THE Kiwanis Down's Syndrome Foundation of Klang marked World Down's Syndrome Day with a children's fashion show, a game of musical chairs and a "mummy" contest.
The children showed off their fancy outfits while parents took part in the game of musical chairs. Everybody took part in the "mummy" contest which featured the kids being wrapped in toilet paper.
The programme was organised by the centre's Parents Support Group (PSG).
Klang centre community director Shirley Sobey was pleased with the turnout.
"This is the first time everybody has come together to participate. This young group of parents have done a wonderful job putting everything together, from getting the canopies to the clown," she said.
PSG chairman Khairudin Mohd Tahir said he hoped that the group would be able to continue its past activities such as outings and festive gatherings.
"With limited funding, we can't afford too many events in a year," he said.
Set up almost 20 years ago, the foundation is the only Kiwanis centre in the country which does not charge a fixed fee for its lessons.
"We understand that not all parents are well-off so we let them pay what they can while their children receive the same lessons as the other kids, according to the Robert Deller curriculum," said Klang centre administrator Ardinsoon Mohd Yusof.
The centre prepares its students, who are between 4 months and 6 years old, for government and private special schools by helping them to develop motor and other skills.
There are 48 students, and 10 on the waiting list. Its four teachers were trained at Wisma Harapan, Brickfields, Kuala Lumpur, for three years.
Ardinsoon said the teachers also acted as consultants to parents who found it hard to accept the fact that their children had Down's Syndrome.
PSG members also help by introducing their children to new parents, to let them know that there is hope.
Ardinsoon advised those with Down's Syndrome children to enrol them at centres like the foundation's in Klang as soon as possible.

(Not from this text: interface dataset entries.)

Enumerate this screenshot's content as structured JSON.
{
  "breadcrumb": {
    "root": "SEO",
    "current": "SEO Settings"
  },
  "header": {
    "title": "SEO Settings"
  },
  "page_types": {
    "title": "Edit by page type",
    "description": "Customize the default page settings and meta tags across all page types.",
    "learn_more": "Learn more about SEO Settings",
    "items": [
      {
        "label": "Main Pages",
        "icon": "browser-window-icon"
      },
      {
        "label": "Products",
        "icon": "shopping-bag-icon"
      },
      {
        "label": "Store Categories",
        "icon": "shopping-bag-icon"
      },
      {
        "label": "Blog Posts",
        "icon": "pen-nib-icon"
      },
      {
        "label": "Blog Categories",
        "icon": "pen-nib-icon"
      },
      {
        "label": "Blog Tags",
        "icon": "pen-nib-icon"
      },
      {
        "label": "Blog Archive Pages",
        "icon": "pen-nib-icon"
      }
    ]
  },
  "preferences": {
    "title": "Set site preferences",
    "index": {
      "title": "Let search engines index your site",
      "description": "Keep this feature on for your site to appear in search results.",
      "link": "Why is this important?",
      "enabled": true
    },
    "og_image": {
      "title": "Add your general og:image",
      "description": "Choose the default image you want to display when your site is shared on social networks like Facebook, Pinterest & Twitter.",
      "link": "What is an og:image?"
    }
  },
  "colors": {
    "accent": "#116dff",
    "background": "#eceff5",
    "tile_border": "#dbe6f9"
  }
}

"It will be difficult for both parent and child if they wait because it will be too late and difficult to develop the child's skills," she said.

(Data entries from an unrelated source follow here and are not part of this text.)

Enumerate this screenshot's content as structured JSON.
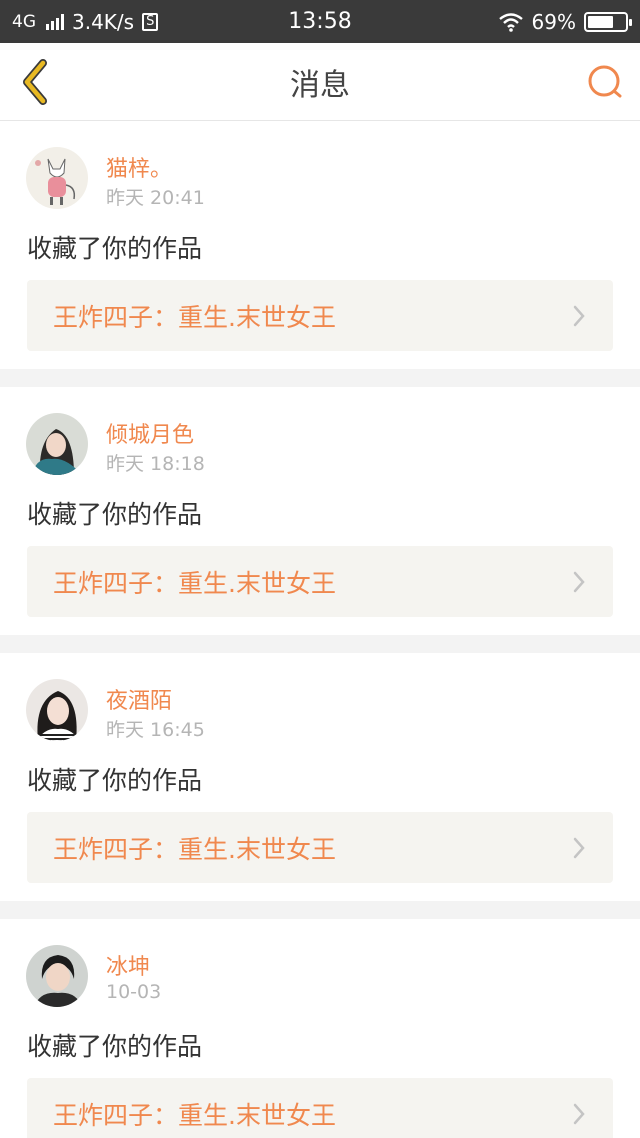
{
  "status_bar": {
    "network": "4G",
    "speed": "3.4K/s",
    "s_badge": "S",
    "time": "13:58",
    "battery": "69%",
    "battery_level": 0.69
  },
  "nav": {
    "title": "消息",
    "back_icon": "chevron-left-icon",
    "search_icon": "search-icon",
    "accent": "#f0884e",
    "back_color": "#e8b923"
  },
  "messages": [
    {
      "user": "猫梓。",
      "time": "昨天 20:41",
      "action": "收藏了你的作品",
      "work": "王炸四子：重生.末世女王"
    },
    {
      "user": "倾城月色",
      "time": "昨天 18:18",
      "action": "收藏了你的作品",
      "work": "王炸四子：重生.末世女王"
    },
    {
      "user": "夜酒陌",
      "time": "昨天 16:45",
      "action": "收藏了你的作品",
      "work": "王炸四子：重生.末世女王"
    },
    {
      "user": "冰坤",
      "time": "10-03",
      "action": "收藏了你的作品",
      "work": "王炸四子：重生.末世女王"
    }
  ]
}
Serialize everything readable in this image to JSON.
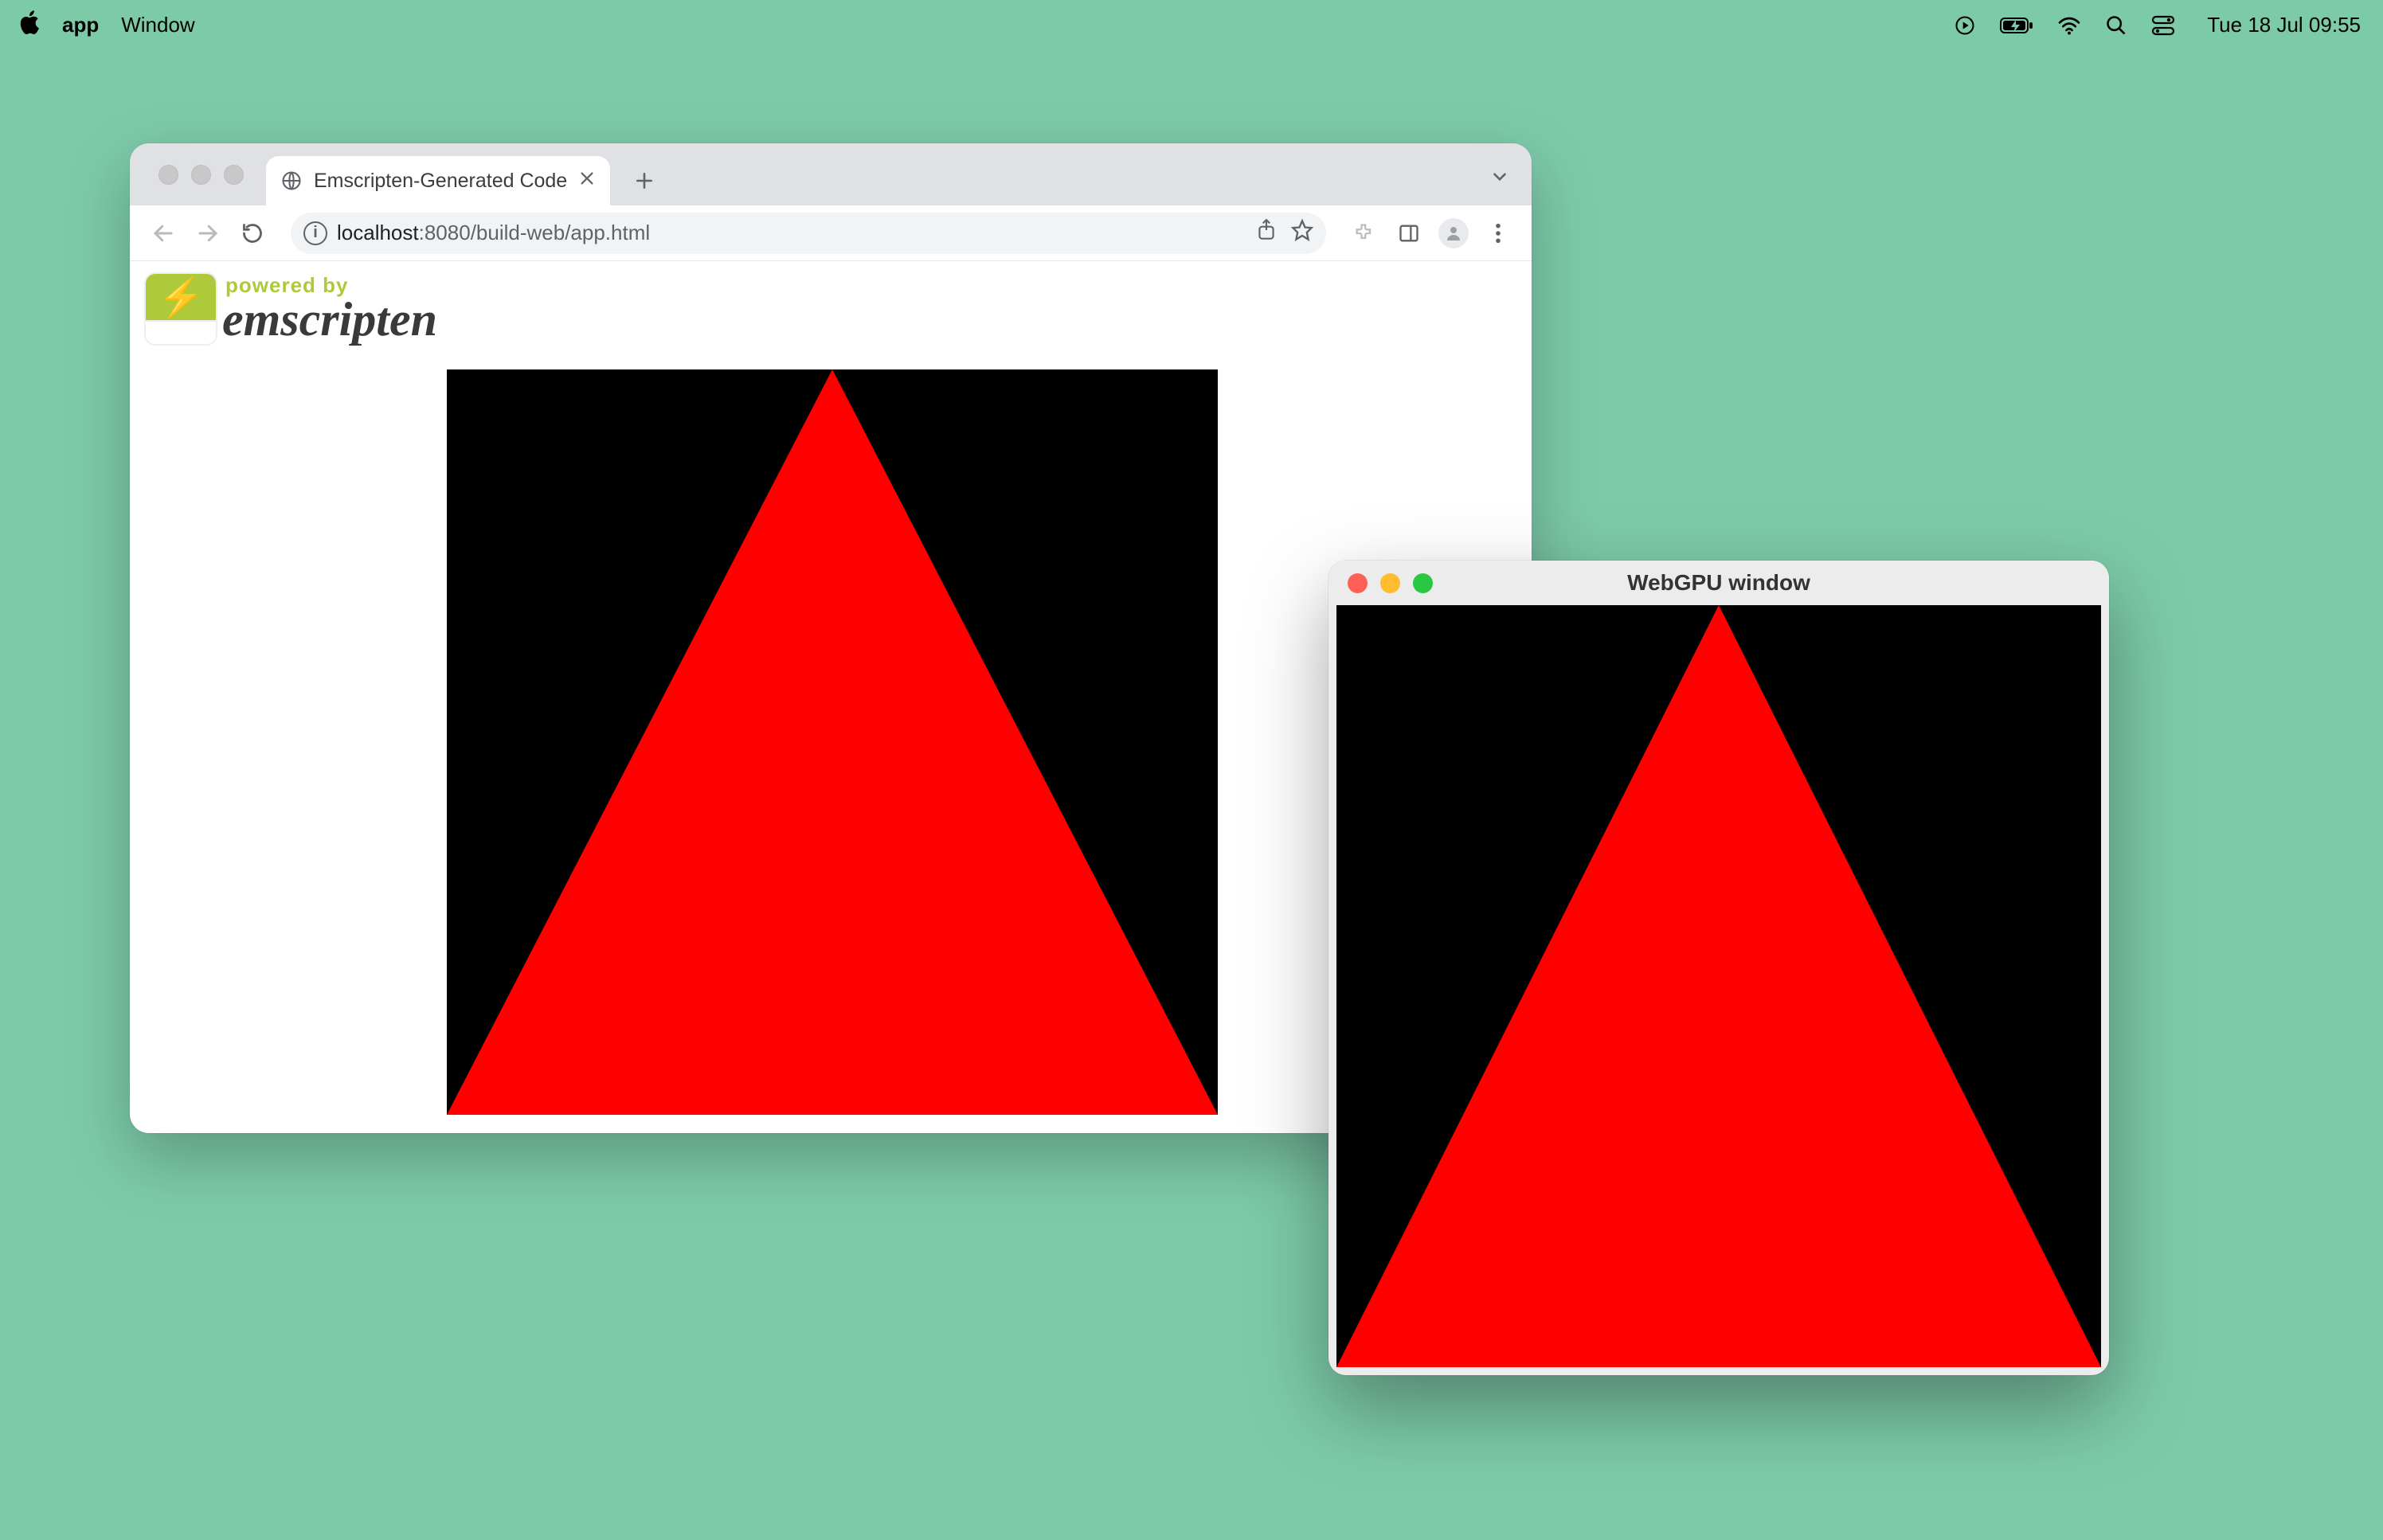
{
  "menubar": {
    "apple_icon": "apple",
    "app_name": "app",
    "menus": [
      "Window"
    ],
    "status_icons": [
      "screen-record-icon",
      "battery-icon",
      "wifi-icon",
      "spotlight-icon",
      "control-center-icon"
    ],
    "clock": "Tue 18 Jul  09:55"
  },
  "browser": {
    "traffic_dimmed": true,
    "tab": {
      "title": "Emscripten-Generated Code"
    },
    "url": {
      "scheme_host": "localhost",
      "rest": ":8080/build-web/app.html"
    },
    "logo": {
      "powered_by": "powered by",
      "name": "emscripten"
    }
  },
  "native": {
    "title": "WebGPU window"
  },
  "rendering": {
    "shape": "triangle",
    "fill": "#ff0000",
    "background": "#000000"
  }
}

SK Jalan Kebun teacher Zalinda Rahmat, 40, said she has to be patient with Siti Nur Khadijah Azmirudin, 4, as the child was fussy, active and has a hearing disability.

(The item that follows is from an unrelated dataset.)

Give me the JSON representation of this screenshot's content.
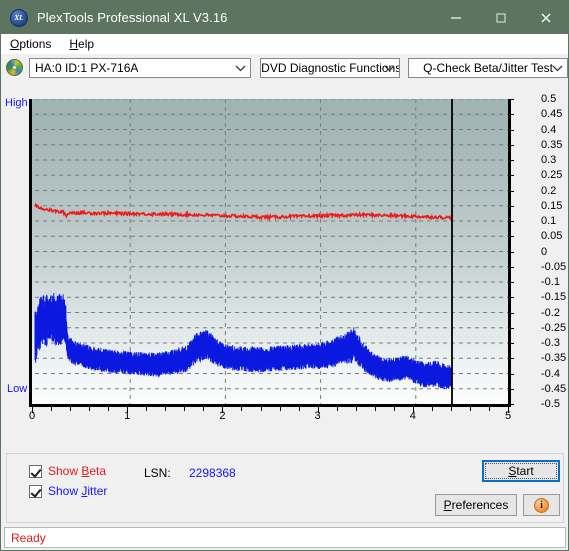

"Our doctor suggested that Khadijah be enrolled at our centre and, since she came here, I found out that she actually has a high IQ level," she said.
Khadijah enjoys her time at the centre. At home, she knows when it is time to do her homework, when she pretends to be the teacher.
Nasrullah Mohd Yusof, 6, who joined the centre four years ago has developed his speech skills immensely.
Nasrullah's family is also learning from Kiwanis how to train him as he is a slow-learner, has a high-temper and has various health problems.
"Although we are all busy with studies and work, we make sure we spend as much time as we can with Nasrullah as he needs a lot of attention," said Nasrullah's brother Muhd Izzuddin, 20.
As a housewife, mother Siti Khadijah Abdullah, 44, is able to attend to Nasrullah full-time.
Also present was Selangor executive councillor in charge of health, estate workers and poverty Dr Xavier Jayakumar.
Xavier contributed RM10,000 towards the centre's monthly expenditure of between RM10,000 and RM11,000.
According to www.worlddownsyndromeday.org, this year marked the seventh anniversary of World Down's Syndrome Day, and the United Nations' first official observance of the year.
World Down's Syndrome Day is on March 21 as the date represents the three copies of chromosome 21, which is unique to those with Down's Syndrome.